[App and web page records]
BEGIN
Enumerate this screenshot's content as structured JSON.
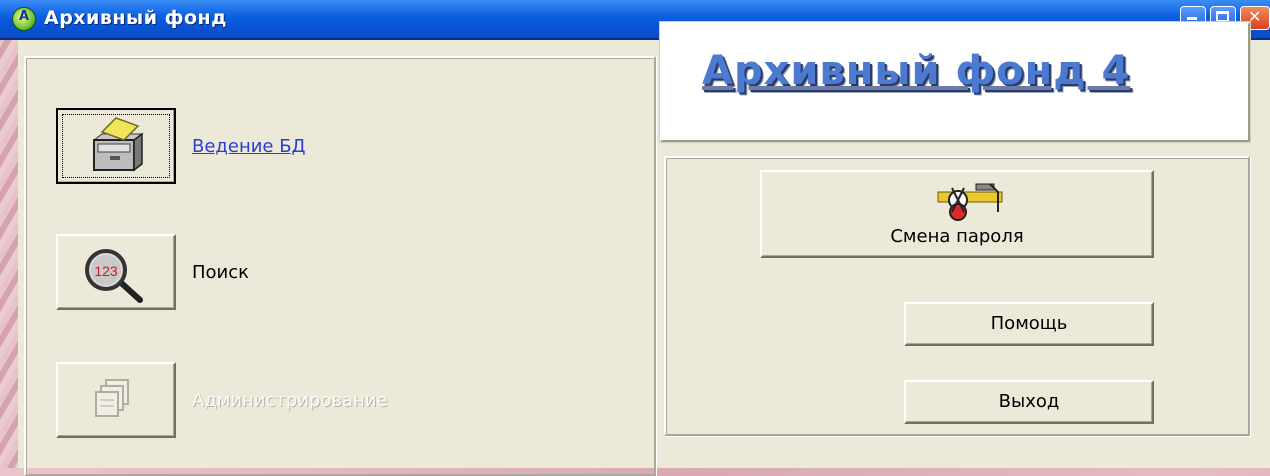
{
  "window": {
    "title": "Архивный фонд",
    "icon_letter": "А"
  },
  "banner": {
    "text": "Архивный фонд 4"
  },
  "left_menu": {
    "database": {
      "label": "Ведение БД",
      "icon": "filing-cabinet-icon",
      "state": "focused"
    },
    "search": {
      "label": "Поиск",
      "icon": "magnifier-123-icon",
      "state": "normal"
    },
    "admin": {
      "label": "Администрирование",
      "icon": "stacked-documents-icon",
      "state": "disabled"
    }
  },
  "right_buttons": {
    "change_password": {
      "label": "Смена пароля",
      "icon": "password-tools-icon"
    },
    "help": {
      "label": "Помощь"
    },
    "exit": {
      "label": "Выход"
    }
  },
  "colors": {
    "titlebar": "#0a5ee0",
    "window_bg": "#ece9d8",
    "link": "#2a3fd1",
    "banner_text": "#4b7ad0"
  }
}
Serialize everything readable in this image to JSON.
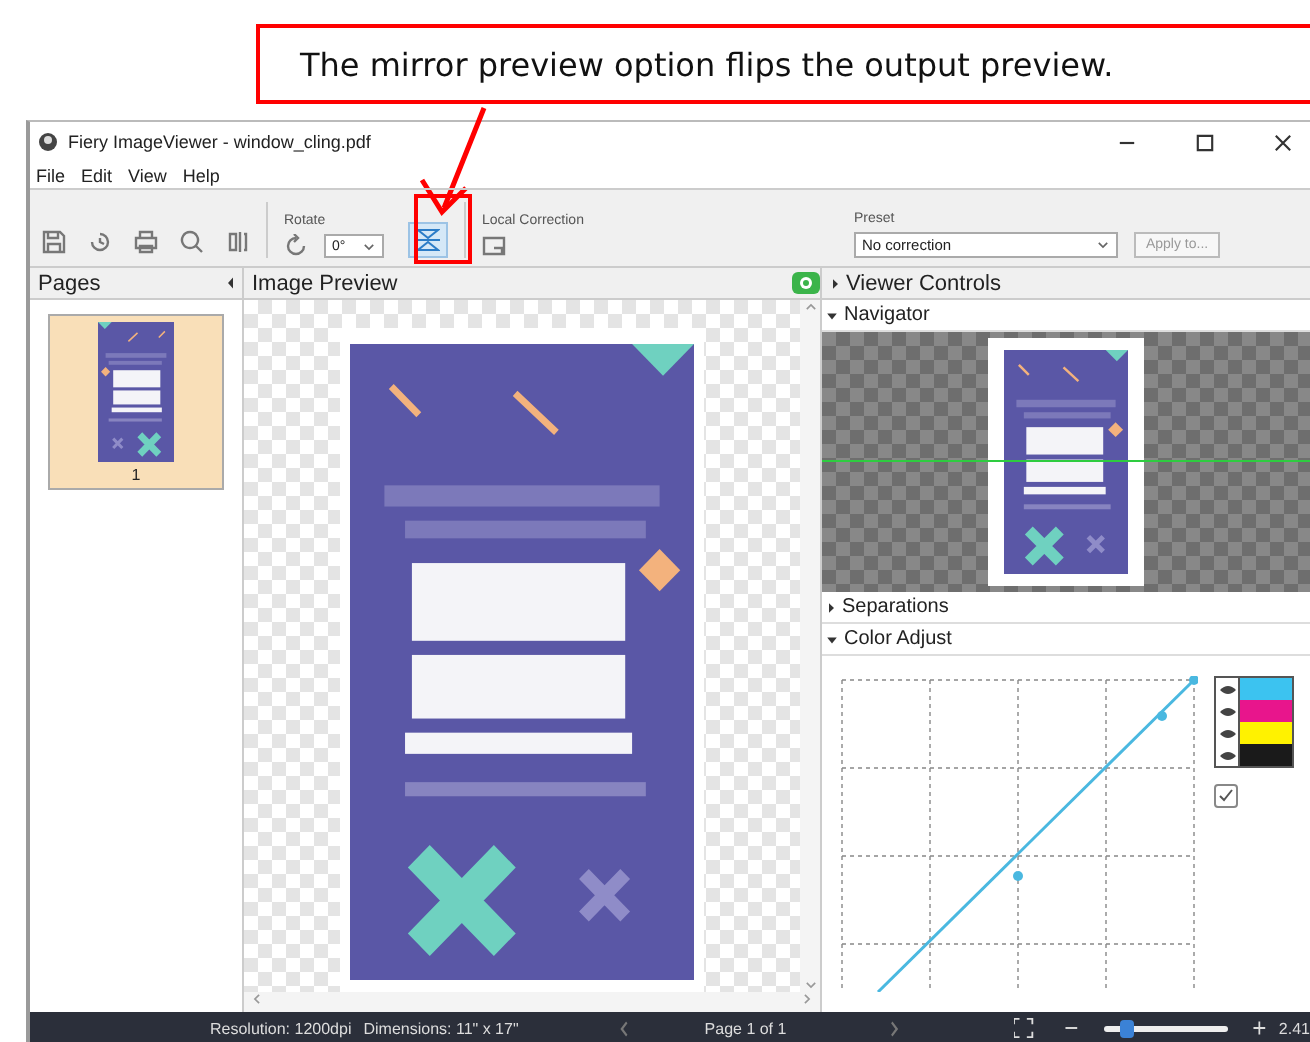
{
  "callout": {
    "text": "The mirror preview option flips the output preview."
  },
  "window": {
    "title": "Fiery ImageViewer - window_cling.pdf"
  },
  "menu": [
    "File",
    "Edit",
    "View",
    "Help"
  ],
  "toolbar": {
    "rotate_label": "Rotate",
    "rotate_value": "0°",
    "mirror": {
      "selected": true
    },
    "local_correction_label": "Local Correction",
    "preset_label": "Preset",
    "preset_value": "No correction",
    "apply_button": {
      "label": "Apply to...",
      "disabled": true
    }
  },
  "pages_panel": {
    "title": "Pages",
    "pages": [
      {
        "number": "1",
        "selected": true
      }
    ]
  },
  "preview": {
    "title": "Image Preview"
  },
  "viewer_controls": {
    "title": "Viewer Controls",
    "sections": [
      {
        "title": "Navigator",
        "kind": "navigator",
        "expanded": true
      },
      {
        "title": "Separations",
        "kind": "separations",
        "expanded": false
      },
      {
        "title": "Color Adjust",
        "kind": "color_adjust",
        "expanded": true
      }
    ]
  },
  "channels": [
    {
      "color": "#3cc3f0",
      "visible": true
    },
    {
      "color": "#e8158c",
      "visible": true
    },
    {
      "color": "#fff200",
      "visible": true
    },
    {
      "color": "#1a1a1a",
      "visible": true
    }
  ],
  "show_all": {
    "checked": true
  },
  "status_bar": {
    "resolution": "Resolution: 1200dpi",
    "dimensions": "Dimensions: 11\" x 17\"",
    "page": "Page 1 of 1",
    "zoom": {
      "level": 0.18
    },
    "zoom_text": "2.41"
  }
}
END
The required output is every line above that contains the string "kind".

EXPECTED OUTPUT:
        "kind": "navigator",
        "kind": "separations",
        "kind": "color_adjust",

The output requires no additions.